§ **Stored dataset items**
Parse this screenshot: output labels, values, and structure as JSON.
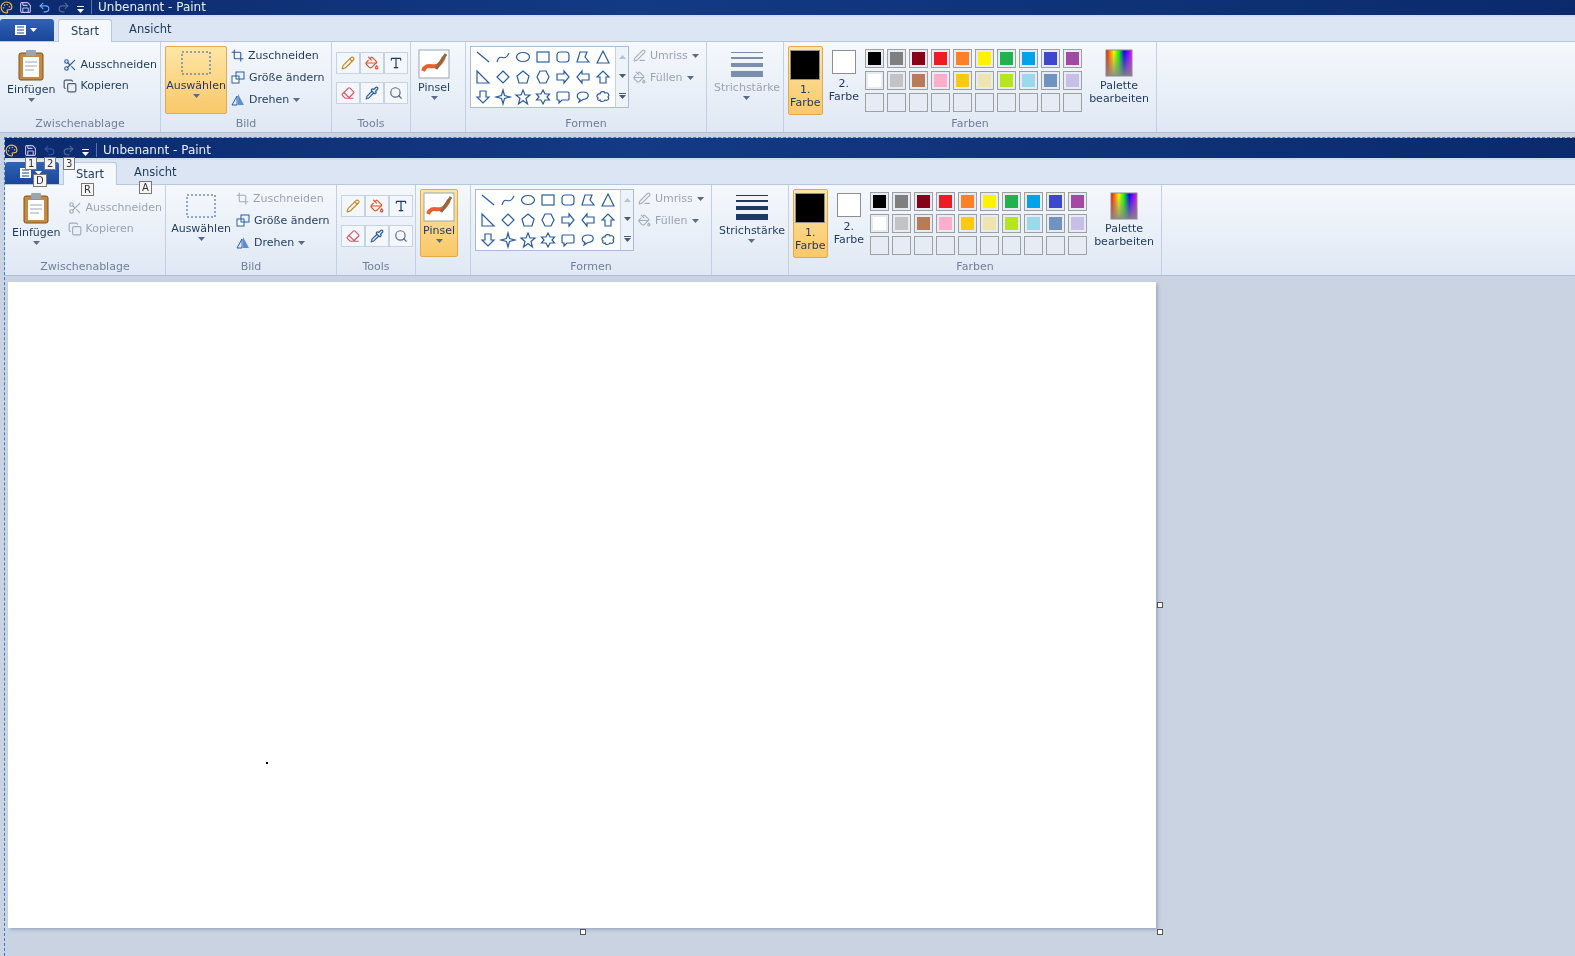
{
  "ribbons": [
    {
      "title": "Unbenannt - Paint",
      "qat": [
        {
          "kind": "save",
          "disabled": false
        },
        {
          "kind": "undo",
          "disabled": false
        },
        {
          "kind": "redo",
          "disabled": true
        }
      ],
      "tabs": [
        {
          "label": "Start",
          "selected": true
        },
        {
          "label": "Ansicht",
          "selected": false
        }
      ],
      "clipboard": {
        "label": "Zwischenablage",
        "paste": "Einfügen",
        "cut": {
          "label": "Ausschneiden",
          "disabled": false
        },
        "copy": {
          "label": "Kopieren",
          "disabled": false
        }
      },
      "image": {
        "label": "Bild",
        "select": {
          "label": "Auswählen",
          "selected": true
        },
        "crop": {
          "label": "Zuschneiden",
          "disabled": false
        },
        "resize": "Größe ändern",
        "rotate": "Drehen"
      },
      "tools": {
        "label": "Tools"
      },
      "brush": {
        "label": "Pinsel",
        "selected": false
      },
      "shapes": {
        "label": "Formen",
        "outline": {
          "label": "Umriss",
          "disabled": true
        },
        "fill": {
          "label": "Füllen",
          "disabled": true
        }
      },
      "size": {
        "label": "Strichstärke",
        "disabled": true
      },
      "colors": {
        "label": "Farben",
        "color1": {
          "label": "1. Farbe",
          "selected": true,
          "color": "#000000"
        },
        "color2": {
          "label": "2. Farbe",
          "selected": false,
          "color": "#ffffff"
        },
        "edit": "Palette bearbeiten"
      }
    },
    {
      "title": "Unbenannt - Paint",
      "qat": [
        {
          "kind": "save",
          "disabled": false,
          "keytip": "1"
        },
        {
          "kind": "undo",
          "disabled": true,
          "keytip": "2"
        },
        {
          "kind": "redo",
          "disabled": true,
          "keytip": "3"
        }
      ],
      "file_keytip": "D",
      "tabs": [
        {
          "label": "Start",
          "selected": true,
          "keytip": "R"
        },
        {
          "label": "Ansicht",
          "selected": false,
          "keytip": "A"
        }
      ],
      "clipboard": {
        "label": "Zwischenablage",
        "paste": "Einfügen",
        "cut": {
          "label": "Ausschneiden",
          "disabled": true
        },
        "copy": {
          "label": "Kopieren",
          "disabled": true
        }
      },
      "image": {
        "label": "Bild",
        "select": {
          "label": "Auswählen",
          "selected": false
        },
        "crop": {
          "label": "Zuschneiden",
          "disabled": true
        },
        "resize": "Größe ändern",
        "rotate": "Drehen"
      },
      "tools": {
        "label": "Tools"
      },
      "brush": {
        "label": "Pinsel",
        "selected": true
      },
      "shapes": {
        "label": "Formen",
        "outline": {
          "label": "Umriss",
          "disabled": true
        },
        "fill": {
          "label": "Füllen",
          "disabled": true
        }
      },
      "size": {
        "label": "Strichstärke",
        "disabled": false
      },
      "colors": {
        "label": "Farben",
        "color1": {
          "label": "1. Farbe",
          "selected": true,
          "color": "#000000"
        },
        "color2": {
          "label": "2. Farbe",
          "selected": false,
          "color": "#ffffff"
        },
        "edit": "Palette bearbeiten"
      }
    }
  ],
  "palette": [
    {
      "color": "#000000"
    },
    {
      "color": "#7f7f7f"
    },
    {
      "color": "#880015"
    },
    {
      "color": "#ed1c24"
    },
    {
      "color": "#ff7f27"
    },
    {
      "color": "#fff200"
    },
    {
      "color": "#22b14c"
    },
    {
      "color": "#00a2e8"
    },
    {
      "color": "#3f48cc"
    },
    {
      "color": "#a349a4"
    },
    {
      "color": "#ffffff"
    },
    {
      "color": "#c3c3c3"
    },
    {
      "color": "#b97a57"
    },
    {
      "color": "#ffaec9"
    },
    {
      "color": "#ffc90e"
    },
    {
      "color": "#efe4b0"
    },
    {
      "color": "#b5e61d"
    },
    {
      "color": "#99d9ea"
    },
    {
      "color": "#7092be"
    },
    {
      "color": "#c8bfe7"
    }
  ]
}
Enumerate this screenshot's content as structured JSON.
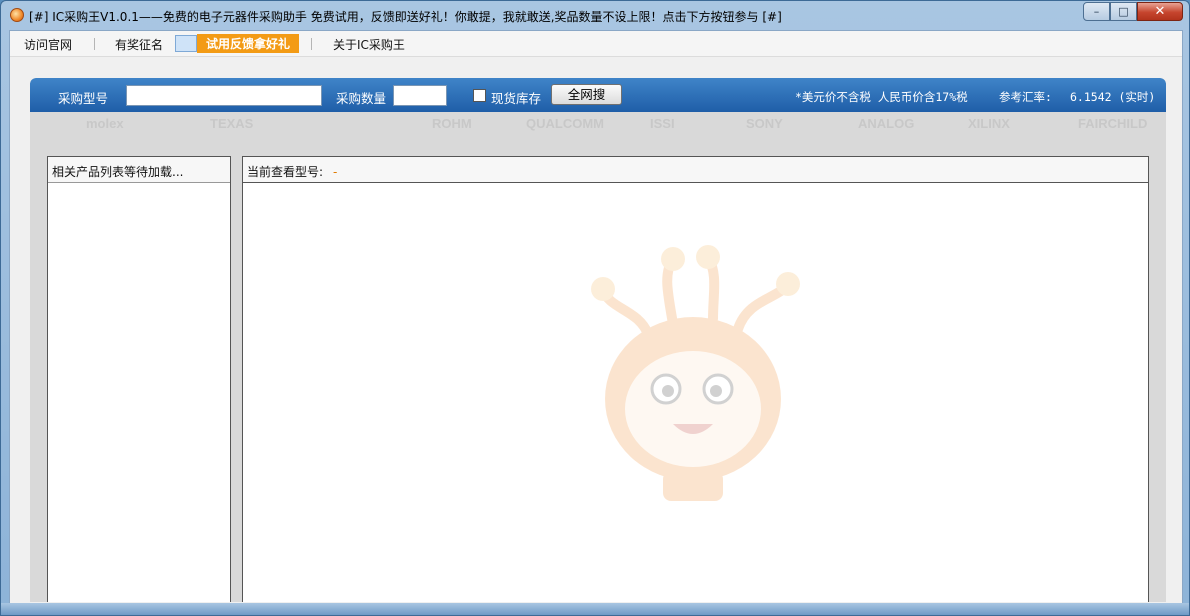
{
  "window": {
    "title": "[#] IC采购王V1.0.1——免费的电子元器件采购助手  免费试用，反馈即送好礼！你敢提，我就敢送,奖品数量不设上限！点击下方按钮参与 [#]",
    "min_glyph": "–",
    "max_glyph": "□",
    "close_glyph": "✕"
  },
  "menu": {
    "items": [
      {
        "label": "访问官网"
      },
      {
        "label": "有奖征名"
      },
      {
        "label": "试用反馈拿好礼"
      },
      {
        "label": "关于IC采购王"
      }
    ]
  },
  "search": {
    "model_label": "采购型号",
    "model_value": "",
    "qty_label": "采购数量",
    "qty_value": "",
    "stock_label": "现货库存",
    "stock_checked": false,
    "search_button": "全网搜",
    "tax_note": "*美元价不含税 人民币价含17%税",
    "rate_label": "参考汇率:",
    "rate_value": "6.1542 (实时)"
  },
  "brands": [
    "molex",
    "TEXAS",
    "ROHM",
    "QUALCOMM",
    "ISSI",
    "SONY",
    "ANALOG",
    "XILINX",
    "FAIRCHILD"
  ],
  "left_pane": {
    "header": "相关产品列表等待加载..."
  },
  "right_pane": {
    "header_label": "当前查看型号:",
    "header_value": "-"
  },
  "colors": {
    "accent": "#f39b15",
    "search_bar": "#1f5ea8"
  }
}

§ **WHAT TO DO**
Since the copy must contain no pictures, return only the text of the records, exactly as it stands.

§ **TASK ANSWER**
Parse this screenshot: output labels, values, and structure as JSON.
{
  "ribbons": [
    {
      "title": "Unbenannt - Paint",
      "qat": [
        {
          "kind": "save",
          "disabled": false
        },
        {
          "kind": "undo",
          "disabled": false
        },
        {
          "kind": "redo",
          "disabled": true
        }
      ],
      "tabs": [
        {
          "label": "Start",
          "selected": true
        },
        {
          "label": "Ansicht",
          "selected": false
        }
      ],
      "clipboard": {
        "label": "Zwischenablage",
        "paste": "Einfügen",
        "cut": {
          "label": "Ausschneiden",
          "disabled": false
        },
        "copy": {
          "label": "Kopieren",
          "disabled": false
        }
      },
      "image": {
        "label": "Bild",
        "select": {
          "label": "Auswählen",
          "selected": true
        },
        "crop": {
          "label": "Zuschneiden",
          "disabled": false
        },
        "resize": "Größe ändern",
        "rotate": "Drehen"
      },
      "tools": {
        "label": "Tools"
      },
      "brush": {
        "label": "Pinsel",
        "selected": false
      },
      "shapes": {
        "label": "Formen",
        "outline": {
          "label": "Umriss",
          "disabled": true
        },
        "fill": {
          "label": "Füllen",
          "disabled": true
        }
      },
      "size": {
        "label": "Strichstärke",
        "disabled": true
      },
      "colors": {
        "label": "Farben",
        "color1": {
          "label": "1. Farbe",
          "selected": true,
          "color": "#000000"
        },
        "color2": {
          "label": "2. Farbe",
          "selected": false,
          "color": "#ffffff"
        },
        "edit": "Palette bearbeiten"
      }
    },
    {
      "title": "Unbenannt - Paint",
      "qat": [
        {
          "kind": "save",
          "disabled": false,
          "keytip": "1"
        },
        {
          "kind": "undo",
          "disabled": true,
          "keytip": "2"
        },
        {
          "kind": "redo",
          "disabled": true,
          "keytip": "3"
        }
      ],
      "file_keytip": "D",
      "tabs": [
        {
          "label": "Start",
          "selected": true,
          "keytip": "R"
        },
        {
          "label": "Ansicht",
          "selected": false,
          "keytip": "A"
        }
      ],
      "clipboard": {
        "label": "Zwischenablage",
        "paste": "Einfügen",
        "cut": {
          "label": "Ausschneiden",
          "disabled": true
        },
        "copy": {
          "label": "Kopieren",
          "disabled": true
        }
      },
      "image": {
        "label": "Bild",
        "select": {
          "label": "Auswählen",
          "selected": false
        },
        "crop": {
          "label": "Zuschneiden",
          "disabled": true
        },
        "resize": "Größe ändern",
        "rotate": "Drehen"
      },
      "tools": {
        "label": "Tools"
      },
      "brush": {
        "label": "Pinsel",
        "selected": true
      },
      "shapes": {
        "label": "Formen",
        "outline": {
          "label": "Umriss",
          "disabled": true
        },
        "fill": {
          "label": "Füllen",
          "disabled": true
        }
      },
      "size": {
        "label": "Strichstärke",
        "disabled": false
      },
      "colors": {
        "label": "Farben",
        "color1": {
          "label": "1. Farbe",
          "selected": true,
          "color": "#000000"
        },
        "color2": {
          "label": "2. Farbe",
          "selected": false,
          "color": "#ffffff"
        },
        "edit": "Palette bearbeiten"
      }
    }
  ],
  "palette": [
    {
      "color": "#000000"
    },
    {
      "color": "#7f7f7f"
    },
    {
      "color": "#880015"
    },
    {
      "color": "#ed1c24"
    },
    {
      "color": "#ff7f27"
    },
    {
      "color": "#fff200"
    },
    {
      "color": "#22b14c"
    },
    {
      "color": "#00a2e8"
    },
    {
      "color": "#3f48cc"
    },
    {
      "color": "#a349a4"
    },
    {
      "color": "#ffffff"
    },
    {
      "color": "#c3c3c3"
    },
    {
      "color": "#b97a57"
    },
    {
      "color": "#ffaec9"
    },
    {
      "color": "#ffc90e"
    },
    {
      "color": "#efe4b0"
    },
    {
      "color": "#b5e61d"
    },
    {
      "color": "#99d9ea"
    },
    {
      "color": "#7092be"
    },
    {
      "color": "#c8bfe7"
    }
  ]
}
Enumerate this screenshot's content as structured JSON.
{
  "window": {
    "title": "[#] IC采购王V1.0.1——免费的电子元器件采购助手  免费试用，反馈即送好礼！你敢提，我就敢送,奖品数量不设上限！点击下方按钮参与 [#]",
    "min_glyph": "–",
    "max_glyph": "□",
    "close_glyph": "✕"
  },
  "menu": {
    "items": [
      {
        "label": "访问官网"
      },
      {
        "label": "有奖征名"
      },
      {
        "label": "试用反馈拿好礼"
      },
      {
        "label": "关于IC采购王"
      }
    ]
  },
  "search": {
    "model_label": "采购型号",
    "model_value": "",
    "qty_label": "采购数量",
    "qty_value": "",
    "stock_label": "现货库存",
    "stock_checked": false,
    "search_button": "全网搜",
    "tax_note": "*美元价不含税 人民币价含17%税",
    "rate_label": "参考汇率:",
    "rate_value": "6.1542 (实时)"
  },
  "brands": [
    "molex",
    "TEXAS",
    "ROHM",
    "QUALCOMM",
    "ISSI",
    "SONY",
    "ANALOG",
    "XILINX",
    "FAIRCHILD"
  ],
  "left_pane": {
    "header": "相关产品列表等待加载..."
  },
  "right_pane": {
    "header_label": "当前查看型号:",
    "header_value": "-"
  },
  "colors": {
    "accent": "#f39b15",
    "search_bar": "#1f5ea8"
  }
}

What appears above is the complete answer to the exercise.